- ABOUT THIS EXERCISE: Set down all of the lines below exactly as they are given.
Segment Start: RECORDS SUPPLIED
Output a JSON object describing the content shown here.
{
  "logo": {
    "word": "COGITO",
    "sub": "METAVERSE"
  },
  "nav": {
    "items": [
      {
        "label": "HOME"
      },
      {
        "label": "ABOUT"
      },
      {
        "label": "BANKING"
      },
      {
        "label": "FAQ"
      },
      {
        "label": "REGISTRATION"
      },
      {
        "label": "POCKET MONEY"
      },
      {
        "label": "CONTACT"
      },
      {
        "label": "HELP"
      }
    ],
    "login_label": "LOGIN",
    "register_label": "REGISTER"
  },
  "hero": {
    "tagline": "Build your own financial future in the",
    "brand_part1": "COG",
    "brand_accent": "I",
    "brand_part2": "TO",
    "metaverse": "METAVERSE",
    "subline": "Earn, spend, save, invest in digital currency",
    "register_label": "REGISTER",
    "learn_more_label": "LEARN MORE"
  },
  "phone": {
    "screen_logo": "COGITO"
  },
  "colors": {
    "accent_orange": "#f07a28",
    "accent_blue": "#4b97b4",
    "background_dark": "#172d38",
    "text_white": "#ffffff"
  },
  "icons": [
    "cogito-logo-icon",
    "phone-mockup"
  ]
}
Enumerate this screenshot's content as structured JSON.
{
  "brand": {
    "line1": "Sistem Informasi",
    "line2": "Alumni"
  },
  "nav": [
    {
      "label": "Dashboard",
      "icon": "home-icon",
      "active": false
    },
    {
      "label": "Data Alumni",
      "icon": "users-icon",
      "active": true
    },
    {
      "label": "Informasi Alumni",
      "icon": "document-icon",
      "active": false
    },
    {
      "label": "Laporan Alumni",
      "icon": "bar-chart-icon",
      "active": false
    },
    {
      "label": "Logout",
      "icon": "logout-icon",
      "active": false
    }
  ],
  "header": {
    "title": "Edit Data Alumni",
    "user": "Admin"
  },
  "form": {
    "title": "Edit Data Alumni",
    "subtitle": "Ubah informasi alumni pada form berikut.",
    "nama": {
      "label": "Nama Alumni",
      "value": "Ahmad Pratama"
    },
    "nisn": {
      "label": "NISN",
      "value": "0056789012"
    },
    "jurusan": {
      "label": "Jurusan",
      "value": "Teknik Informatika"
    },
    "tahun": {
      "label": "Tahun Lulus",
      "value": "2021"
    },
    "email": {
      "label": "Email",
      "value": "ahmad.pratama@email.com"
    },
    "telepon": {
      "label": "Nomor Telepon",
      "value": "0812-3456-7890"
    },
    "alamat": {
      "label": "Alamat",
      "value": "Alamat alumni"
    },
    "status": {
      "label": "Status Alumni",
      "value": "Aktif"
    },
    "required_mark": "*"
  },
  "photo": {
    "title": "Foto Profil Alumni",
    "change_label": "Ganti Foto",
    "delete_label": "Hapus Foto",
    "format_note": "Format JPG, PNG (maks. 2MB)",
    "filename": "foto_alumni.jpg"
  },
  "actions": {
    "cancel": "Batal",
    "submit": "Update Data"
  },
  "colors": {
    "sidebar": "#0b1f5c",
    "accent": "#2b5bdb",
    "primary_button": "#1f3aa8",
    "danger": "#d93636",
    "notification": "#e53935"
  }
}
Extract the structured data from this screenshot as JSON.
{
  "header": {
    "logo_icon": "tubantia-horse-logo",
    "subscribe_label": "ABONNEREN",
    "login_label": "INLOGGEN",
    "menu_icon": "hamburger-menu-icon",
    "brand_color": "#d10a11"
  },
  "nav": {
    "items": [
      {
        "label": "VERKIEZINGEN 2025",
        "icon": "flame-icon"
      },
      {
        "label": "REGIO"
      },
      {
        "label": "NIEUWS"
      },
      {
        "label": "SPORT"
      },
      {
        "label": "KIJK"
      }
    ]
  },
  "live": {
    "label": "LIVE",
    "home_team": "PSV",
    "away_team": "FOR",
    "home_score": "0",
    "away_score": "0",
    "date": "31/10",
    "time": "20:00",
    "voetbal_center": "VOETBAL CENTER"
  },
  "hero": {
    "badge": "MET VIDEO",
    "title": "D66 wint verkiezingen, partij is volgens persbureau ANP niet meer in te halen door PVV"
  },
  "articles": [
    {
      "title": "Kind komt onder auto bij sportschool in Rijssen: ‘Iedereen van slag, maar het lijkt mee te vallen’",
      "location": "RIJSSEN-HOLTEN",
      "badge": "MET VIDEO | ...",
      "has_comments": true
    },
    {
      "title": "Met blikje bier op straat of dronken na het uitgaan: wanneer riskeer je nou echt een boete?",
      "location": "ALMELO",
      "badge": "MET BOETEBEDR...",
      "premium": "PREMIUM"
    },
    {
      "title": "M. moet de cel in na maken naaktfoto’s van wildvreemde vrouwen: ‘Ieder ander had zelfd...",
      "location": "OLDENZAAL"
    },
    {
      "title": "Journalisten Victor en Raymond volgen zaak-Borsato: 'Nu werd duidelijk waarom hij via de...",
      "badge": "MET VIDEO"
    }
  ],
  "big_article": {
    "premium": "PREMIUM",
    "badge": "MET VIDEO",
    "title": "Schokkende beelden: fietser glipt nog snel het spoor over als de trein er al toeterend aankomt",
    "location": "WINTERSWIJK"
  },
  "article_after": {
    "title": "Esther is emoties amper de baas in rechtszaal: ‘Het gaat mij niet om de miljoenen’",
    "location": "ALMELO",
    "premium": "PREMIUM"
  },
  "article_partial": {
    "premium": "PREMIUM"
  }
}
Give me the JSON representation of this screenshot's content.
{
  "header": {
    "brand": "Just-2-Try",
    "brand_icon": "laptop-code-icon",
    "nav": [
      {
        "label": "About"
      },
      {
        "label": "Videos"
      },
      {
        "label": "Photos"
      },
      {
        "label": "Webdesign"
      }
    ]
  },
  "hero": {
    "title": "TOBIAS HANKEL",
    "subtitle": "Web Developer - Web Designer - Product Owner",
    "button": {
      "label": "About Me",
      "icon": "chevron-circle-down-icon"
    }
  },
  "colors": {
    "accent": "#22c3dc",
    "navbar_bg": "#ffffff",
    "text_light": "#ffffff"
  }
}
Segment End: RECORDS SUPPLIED
- EXPECTED ANSWER:
Output a JSON object describing the content shown here.
{
  "logo": {
    "word": "COGITO",
    "sub": "METAVERSE"
  },
  "nav": {
    "items": [
      {
        "label": "HOME"
      },
      {
        "label": "ABOUT"
      },
      {
        "label": "BANKING"
      },
      {
        "label": "FAQ"
      },
      {
        "label": "REGISTRATION"
      },
      {
        "label": "POCKET MONEY"
      },
      {
        "label": "CONTACT"
      },
      {
        "label": "HELP"
      }
    ],
    "login_label": "LOGIN",
    "register_label": "REGISTER"
  },
  "hero": {
    "tagline": "Build your own financial future in the",
    "brand_part1": "COG",
    "brand_accent": "I",
    "brand_part2": "TO",
    "metaverse": "METAVERSE",
    "subline": "Earn, spend, save, invest in digital currency",
    "register_label": "REGISTER",
    "learn_more_label": "LEARN MORE"
  },
  "phone": {
    "screen_logo": "COGITO"
  },
  "colors": {
    "accent_orange": "#f07a28",
    "accent_blue": "#4b97b4",
    "background_dark": "#172d38",
    "text_white": "#ffffff"
  },
  "icons": [
    "cogito-logo-icon",
    "phone-mockup"
  ]
}
Enumerate this screenshot's content as structured JSON.
{
  "brand": {
    "line1": "Sistem Informasi",
    "line2": "Alumni"
  },
  "nav": [
    {
      "label": "Dashboard",
      "icon": "home-icon",
      "active": false
    },
    {
      "label": "Data Alumni",
      "icon": "users-icon",
      "active": true
    },
    {
      "label": "Informasi Alumni",
      "icon": "document-icon",
      "active": false
    },
    {
      "label": "Laporan Alumni",
      "icon": "bar-chart-icon",
      "active": false
    },
    {
      "label": "Logout",
      "icon": "logout-icon",
      "active": false
    }
  ],
  "header": {
    "title": "Edit Data Alumni",
    "user": "Admin"
  },
  "form": {
    "title": "Edit Data Alumni",
    "subtitle": "Ubah informasi alumni pada form berikut.",
    "nama": {
      "label": "Nama Alumni",
      "value": "Ahmad Pratama"
    },
    "nisn": {
      "label": "NISN",
      "value": "0056789012"
    },
    "jurusan": {
      "label": "Jurusan",
      "value": "Teknik Informatika"
    },
    "tahun": {
      "label": "Tahun Lulus",
      "value": "2021"
    },
    "email": {
      "label": "Email",
      "value": "ahmad.pratama@email.com"
    },
    "telepon": {
      "label": "Nomor Telepon",
      "value": "0812-3456-7890"
    },
    "alamat": {
      "label": "Alamat",
      "value": "Alamat alumni"
    },
    "status": {
      "label": "Status Alumni",
      "value": "Aktif"
    },
    "required_mark": "*"
  },
  "photo": {
    "title": "Foto Profil Alumni",
    "change_label": "Ganti Foto",
    "delete_label": "Hapus Foto",
    "format_note": "Format JPG, PNG (maks. 2MB)",
    "filename": "foto_alumni.jpg"
  },
  "actions": {
    "cancel": "Batal",
    "submit": "Update Data"
  },
  "colors": {
    "sidebar": "#0b1f5c",
    "accent": "#2b5bdb",
    "primary_button": "#1f3aa8",
    "danger": "#d93636",
    "notification": "#e53935"
  }
}
Extract the structured data from this screenshot as JSON.
{
  "header": {
    "logo_icon": "tubantia-horse-logo",
    "subscribe_label": "ABONNEREN",
    "login_label": "INLOGGEN",
    "menu_icon": "hamburger-menu-icon",
    "brand_color": "#d10a11"
  },
  "nav": {
    "items": [
      {
        "label": "VERKIEZINGEN 2025",
        "icon": "flame-icon"
      },
      {
        "label": "REGIO"
      },
      {
        "label": "NIEUWS"
      },
      {
        "label": "SPORT"
      },
      {
        "label": "KIJK"
      }
    ]
  },
  "live": {
    "label": "LIVE",
    "home_team": "PSV",
    "away_team": "FOR",
    "home_score": "0",
    "away_score": "0",
    "date": "31/10",
    "time": "20:00",
    "voetbal_center": "VOETBAL CENTER"
  },
  "hero": {
    "badge": "MET VIDEO",
    "title": "D66 wint verkiezingen, partij is volgens persbureau ANP niet meer in te halen door PVV"
  },
  "articles": [
    {
      "title": "Kind komt onder auto bij sportschool in Rijssen: ‘Iedereen van slag, maar het lijkt mee te vallen’",
      "location": "RIJSSEN-HOLTEN",
      "badge": "MET VIDEO | ...",
      "has_comments": true
    },
    {
      "title": "Met blikje bier op straat of dronken na het uitgaan: wanneer riskeer je nou echt een boete?",
      "location": "ALMELO",
      "badge": "MET BOETEBEDR...",
      "premium": "PREMIUM"
    },
    {
      "title": "M. moet de cel in na maken naaktfoto’s van wildvreemde vrouwen: ‘Ieder ander had zelfd...",
      "location": "OLDENZAAL"
    },
    {
      "title": "Journalisten Victor en Raymond volgen zaak-Borsato: 'Nu werd duidelijk waarom hij via de...",
      "badge": "MET VIDEO"
    }
  ],
  "big_article": {
    "premium": "PREMIUM",
    "badge": "MET VIDEO",
    "title": "Schokkende beelden: fietser glipt nog snel het spoor over als de trein er al toeterend aankomt",
    "location": "WINTERSWIJK"
  },
  "article_after": {
    "title": "Esther is emoties amper de baas in rechtszaal: ‘Het gaat mij niet om de miljoenen’",
    "location": "ALMELO",
    "premium": "PREMIUM"
  },
  "article_partial": {
    "premium": "PREMIUM"
  }
}
Give me the JSON representation of this screenshot's content.
{
  "header": {
    "brand": "Just-2-Try",
    "brand_icon": "laptop-code-icon",
    "nav": [
      {
        "label": "About"
      },
      {
        "label": "Videos"
      },
      {
        "label": "Photos"
      },
      {
        "label": "Webdesign"
      }
    ]
  },
  "hero": {
    "title": "TOBIAS HANKEL",
    "subtitle": "Web Developer - Web Designer - Product Owner",
    "button": {
      "label": "About Me",
      "icon": "chevron-circle-down-icon"
    }
  },
  "colors": {
    "accent": "#22c3dc",
    "navbar_bg": "#ffffff",
    "text_light": "#ffffff"
  }
}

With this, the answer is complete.